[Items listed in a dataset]
▬▬▬▬▬▬▬▬▬▬

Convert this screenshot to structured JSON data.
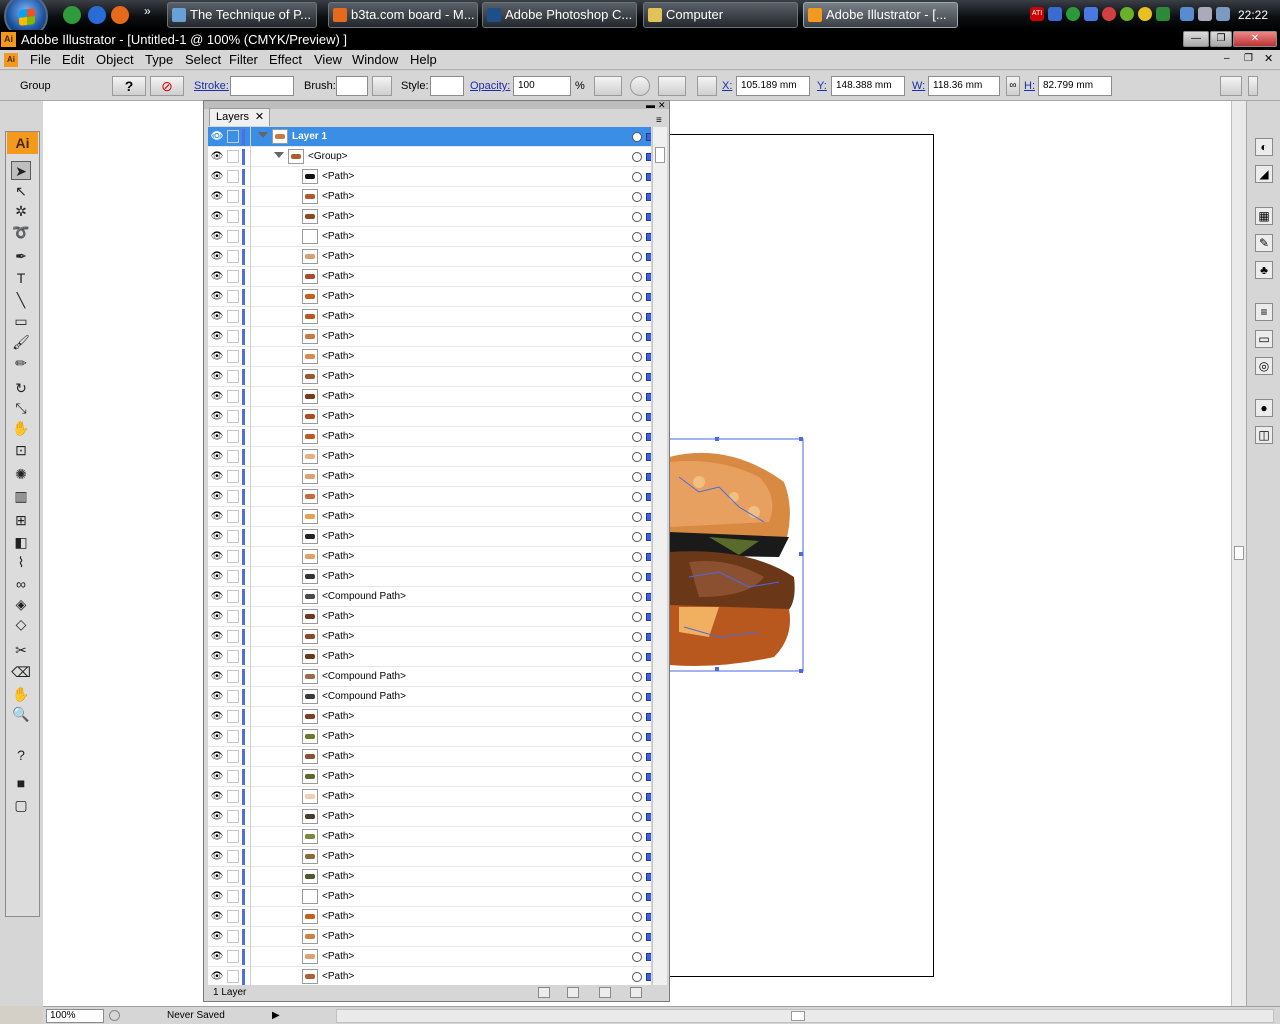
{
  "taskbar": {
    "tasks": [
      {
        "label": "The Technique of P...",
        "color": "#6aa0d8"
      },
      {
        "label": "b3ta.com board - M...",
        "color": "#e56a1c"
      },
      {
        "label": "Adobe Photoshop C...",
        "color": "#1f4f8a"
      },
      {
        "label": "Computer",
        "color": "#e2c35a"
      },
      {
        "label": "Adobe Illustrator - [...",
        "color": "#f39a1e"
      }
    ],
    "clock": "22:22"
  },
  "window": {
    "title": "Adobe Illustrator - [Untitled-1 @ 100% (CMYK/Preview) ]",
    "app_icon": "Ai"
  },
  "menu": [
    "File",
    "Edit",
    "Object",
    "Type",
    "Select",
    "Filter",
    "Effect",
    "View",
    "Window",
    "Help"
  ],
  "control": {
    "selection": "Group",
    "stroke_label": "Stroke:",
    "brush_label": "Brush:",
    "style_label": "Style:",
    "opacity_label": "Opacity:",
    "opacity_value": "100",
    "opacity_unit": "%",
    "x_label": "X:",
    "x_value": "105.189 mm",
    "y_label": "Y:",
    "y_value": "148.388 mm",
    "w_label": "W:",
    "w_value": "118.36 mm",
    "h_label": "H:",
    "h_value": "82.799 mm"
  },
  "toolbox": {
    "logo": "Ai",
    "tools": [
      "selection-tool",
      "direct-selection-tool",
      "magic-wand-tool",
      "lasso-tool",
      "pen-tool",
      "type-tool",
      "line-tool",
      "rectangle-tool",
      "paintbrush-tool",
      "pencil-tool",
      "rotate-tool",
      "scale-tool",
      "warp-tool",
      "free-transform-tool",
      "symbol-sprayer-tool",
      "column-graph-tool",
      "mesh-tool",
      "gradient-tool",
      "eyedropper-tool",
      "blend-tool",
      "live-paint-tool",
      "live-paint-selection-tool",
      "slice-tool",
      "eraser-tool",
      "hand-tool",
      "zoom-tool"
    ]
  },
  "layers_panel": {
    "tab": "Layers",
    "layer_name": "Layer 1",
    "group_name": "<Group>",
    "items": [
      {
        "name": "<Path>",
        "color": "#111111"
      },
      {
        "name": "<Path>",
        "color": "#b05a2a"
      },
      {
        "name": "<Path>",
        "color": "#8a4a22"
      },
      {
        "name": "<Path>",
        "color": "#ffffff"
      },
      {
        "name": "<Path>",
        "color": "#d8a070"
      },
      {
        "name": "<Path>",
        "color": "#a84a28"
      },
      {
        "name": "<Path>",
        "color": "#c4601c"
      },
      {
        "name": "<Path>",
        "color": "#b8581e"
      },
      {
        "name": "<Path>",
        "color": "#c87a40"
      },
      {
        "name": "<Path>",
        "color": "#d88a50"
      },
      {
        "name": "<Path>",
        "color": "#9a5a30"
      },
      {
        "name": "<Path>",
        "color": "#7a3a18"
      },
      {
        "name": "<Path>",
        "color": "#b04a20"
      },
      {
        "name": "<Path>",
        "color": "#c05a22"
      },
      {
        "name": "<Path>",
        "color": "#e8b080"
      },
      {
        "name": "<Path>",
        "color": "#e0a070"
      },
      {
        "name": "<Path>",
        "color": "#c86a3a"
      },
      {
        "name": "<Path>",
        "color": "#e8a050"
      },
      {
        "name": "<Path>",
        "color": "#222222"
      },
      {
        "name": "<Path>",
        "color": "#e0a060"
      },
      {
        "name": "<Path>",
        "color": "#333333"
      },
      {
        "name": "<Compound Path>",
        "color": "#4a4a4a"
      },
      {
        "name": "<Path>",
        "color": "#6a3a20"
      },
      {
        "name": "<Path>",
        "color": "#8a4a2a"
      },
      {
        "name": "<Path>",
        "color": "#6a3818"
      },
      {
        "name": "<Compound Path>",
        "color": "#9a6a4a"
      },
      {
        "name": "<Compound Path>",
        "color": "#3a3a3a"
      },
      {
        "name": "<Path>",
        "color": "#7a4020"
      },
      {
        "name": "<Path>",
        "color": "#6a7a2a"
      },
      {
        "name": "<Path>",
        "color": "#8a5030"
      },
      {
        "name": "<Path>",
        "color": "#5a6a2a"
      },
      {
        "name": "<Path>",
        "color": "#f0d0b0"
      },
      {
        "name": "<Path>",
        "color": "#4a3a2a"
      },
      {
        "name": "<Path>",
        "color": "#7a8a3a"
      },
      {
        "name": "<Path>",
        "color": "#8a6a3a"
      },
      {
        "name": "<Path>",
        "color": "#4a5a2a"
      },
      {
        "name": "<Path>",
        "color": "#ffffff"
      },
      {
        "name": "<Path>",
        "color": "#c0601a"
      },
      {
        "name": "<Path>",
        "color": "#d08040"
      },
      {
        "name": "<Path>",
        "color": "#e0a070"
      },
      {
        "name": "<Path>",
        "color": "#b06030"
      }
    ],
    "footer_count": "1 Layer"
  },
  "status": {
    "zoom": "100%",
    "save_state": "Never Saved"
  }
}
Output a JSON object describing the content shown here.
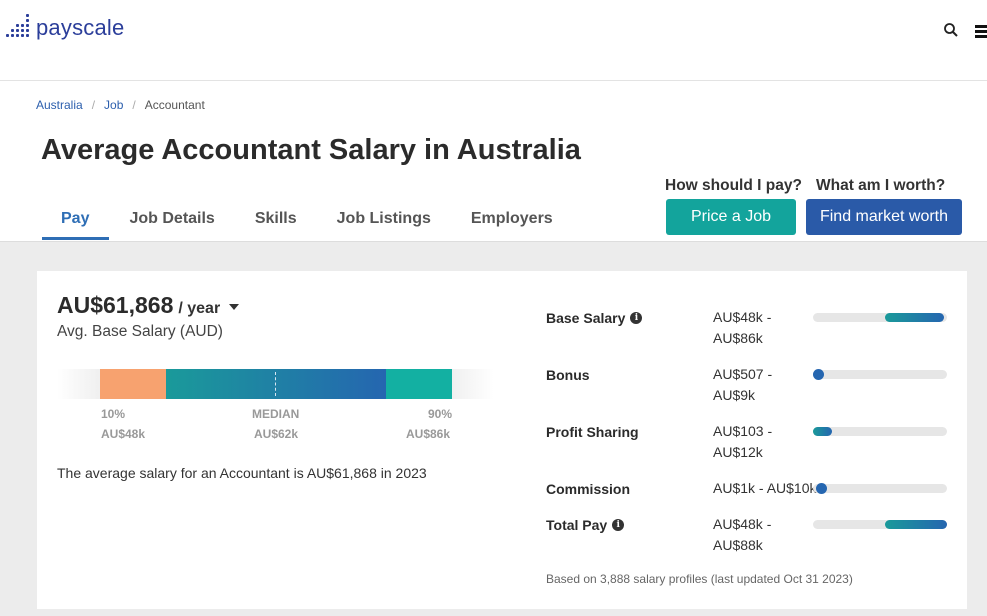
{
  "header": {
    "logo_text": "payscale",
    "search_icon": "search-icon",
    "menu_icon": "hamburger-menu-icon"
  },
  "breadcrumb": {
    "items": [
      "Australia",
      "Job",
      "Accountant"
    ],
    "separator": "/"
  },
  "page_title": "Average Accountant Salary in Australia",
  "tabs": [
    {
      "label": "Pay",
      "active": true
    },
    {
      "label": "Job Details",
      "active": false
    },
    {
      "label": "Skills",
      "active": false
    },
    {
      "label": "Job Listings",
      "active": false
    },
    {
      "label": "Employers",
      "active": false
    }
  ],
  "cta": {
    "question_pay": "How should I pay?",
    "question_worth": "What am I worth?",
    "price_button": "Price a Job",
    "find_button": "Find market worth"
  },
  "salary": {
    "amount": "AU$61,868",
    "unit": "/ year",
    "subtitle": "Avg. Base Salary (AUD)",
    "range": {
      "p10_label": "10%",
      "p10_value": "AU$48k",
      "median_label": "MEDIAN",
      "median_value": "AU$62k",
      "p90_label": "90%",
      "p90_value": "AU$86k"
    },
    "summary": "The average salary for an Accountant is AU$61,868 in 2023"
  },
  "comp_rows": [
    {
      "label": "Base Salary",
      "has_info": true,
      "range": "AU$48k - AU$86k",
      "fill_start": 0.54,
      "fill_end": 0.98
    },
    {
      "label": "Bonus",
      "has_info": false,
      "range": "AU$507 - AU$9k",
      "fill_start": 0.0,
      "fill_end": 0.08
    },
    {
      "label": "Profit Sharing",
      "has_info": false,
      "range": "AU$103 - AU$12k",
      "fill_start": 0.0,
      "fill_end": 0.14
    },
    {
      "label": "Commission",
      "has_info": false,
      "range": "AU$1k - AU$10k",
      "fill_start": 0.0,
      "fill_end": 0.08
    },
    {
      "label": "Total Pay",
      "has_info": true,
      "range": "AU$48k - AU$88k",
      "fill_start": 0.54,
      "fill_end": 1.0
    }
  ],
  "footnote": "Based on 3,888 salary profiles (last updated Oct 31 2023)",
  "colors": {
    "brand_blue": "#2b3e9a",
    "teal": "#13a49c",
    "blue_button": "#2a5aa8",
    "orange_segment": "#f7a26f",
    "active_tab": "#2e6eb5"
  }
}
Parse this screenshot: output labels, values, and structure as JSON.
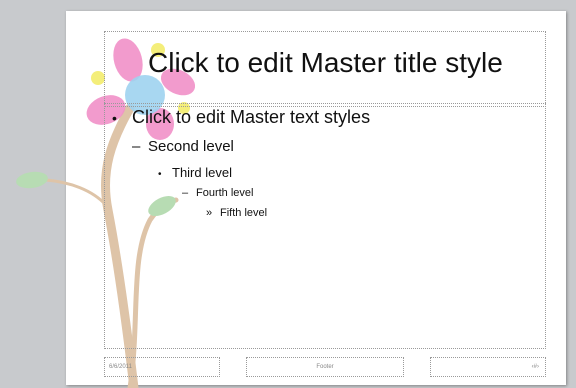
{
  "slide": {
    "title": "Click to edit Master title style",
    "levels": {
      "first": "Click to edit Master text styles",
      "second": "Second level",
      "third": "Third level",
      "fourth": "Fourth level",
      "fifth": "Fifth level"
    },
    "bullets": {
      "first": "•",
      "second": "–",
      "third": "•",
      "fourth": "–",
      "fifth": "»"
    },
    "footer": {
      "date": "6/6/2011",
      "text": "Footer",
      "number": "‹#›"
    }
  },
  "decoration": {
    "petal_color": "#f190c8",
    "center_color": "#9fd3ef",
    "dot_color": "#f4ee7a",
    "stem_color": "#dec4a8",
    "leaf_color": "#b7dcb3"
  }
}
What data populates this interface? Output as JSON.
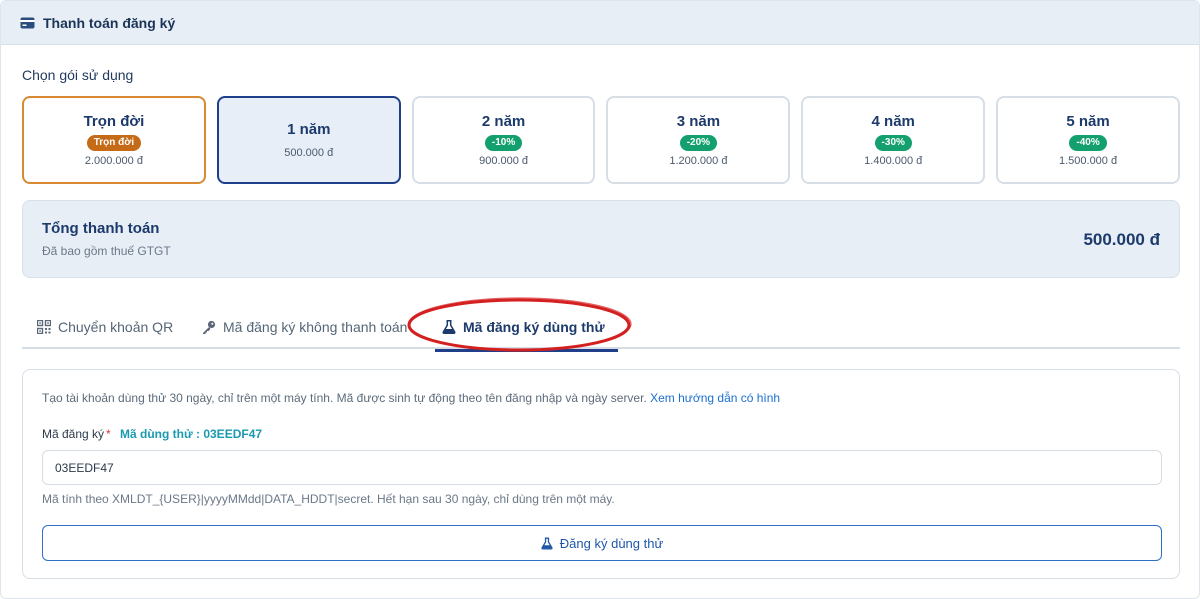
{
  "header": {
    "title": "Thanh toán đăng ký",
    "icon": "credit-card-icon"
  },
  "plans_section": {
    "label": "Chọn gói sử dụng",
    "plans": [
      {
        "name": "Trọn đời",
        "badge": "Trọn đời",
        "price": "2.000.000 đ",
        "state": "lifetime"
      },
      {
        "name": "1 năm",
        "badge": "",
        "price": "500.000 đ",
        "state": "selected"
      },
      {
        "name": "2 năm",
        "badge": "-10%",
        "price": "900.000 đ",
        "state": "default"
      },
      {
        "name": "3 năm",
        "badge": "-20%",
        "price": "1.200.000 đ",
        "state": "default"
      },
      {
        "name": "4 năm",
        "badge": "-30%",
        "price": "1.400.000 đ",
        "state": "default"
      },
      {
        "name": "5 năm",
        "badge": "-40%",
        "price": "1.500.000 đ",
        "state": "default"
      }
    ]
  },
  "total": {
    "title": "Tổng thanh toán",
    "subtitle": "Đã bao gồm thuế GTGT",
    "amount": "500.000 đ"
  },
  "tabs": [
    {
      "label": "Chuyển khoản QR",
      "icon": "qr-code-icon",
      "active": false
    },
    {
      "label": "Mã đăng ký không thanh toán",
      "icon": "key-icon",
      "active": false
    },
    {
      "label": "Mã đăng ký dùng thử",
      "icon": "flask-icon",
      "active": true
    }
  ],
  "trial_panel": {
    "description": "Tạo tài khoản dùng thử 30 ngày, chỉ trên một máy tính. Mã được sinh tự động theo tên đăng nhập và ngày server.",
    "guide_link": "Xem hướng dẫn có hình",
    "field_label": "Mã đăng ký",
    "required_mark": "*",
    "trial_code_hint": "Mã dùng thử : 03EEDF47",
    "code_value": "03EEDF47",
    "note": "Mã tính theo XMLDT_{USER}|yyyyMMdd|DATA_HDDT|secret. Hết hạn sau 30 ngày, chỉ dùng trên một máy.",
    "submit_label": "Đăng ký dùng thử"
  },
  "colors": {
    "accent": "#1f3f8a",
    "discount_badge": "#13a06e",
    "lifetime_badge": "#c56a16",
    "annotation_ellipse": "#d42020"
  }
}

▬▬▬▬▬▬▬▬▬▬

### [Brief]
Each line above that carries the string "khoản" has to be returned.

### [Answer to this task]
      "label": "Chuyển khoản QR",
    "description": "Tạo tài khoản dùng thử 30 ngày, chỉ trên một máy tính. Mã được sinh tự động theo tên đăng nhập và ngày server.",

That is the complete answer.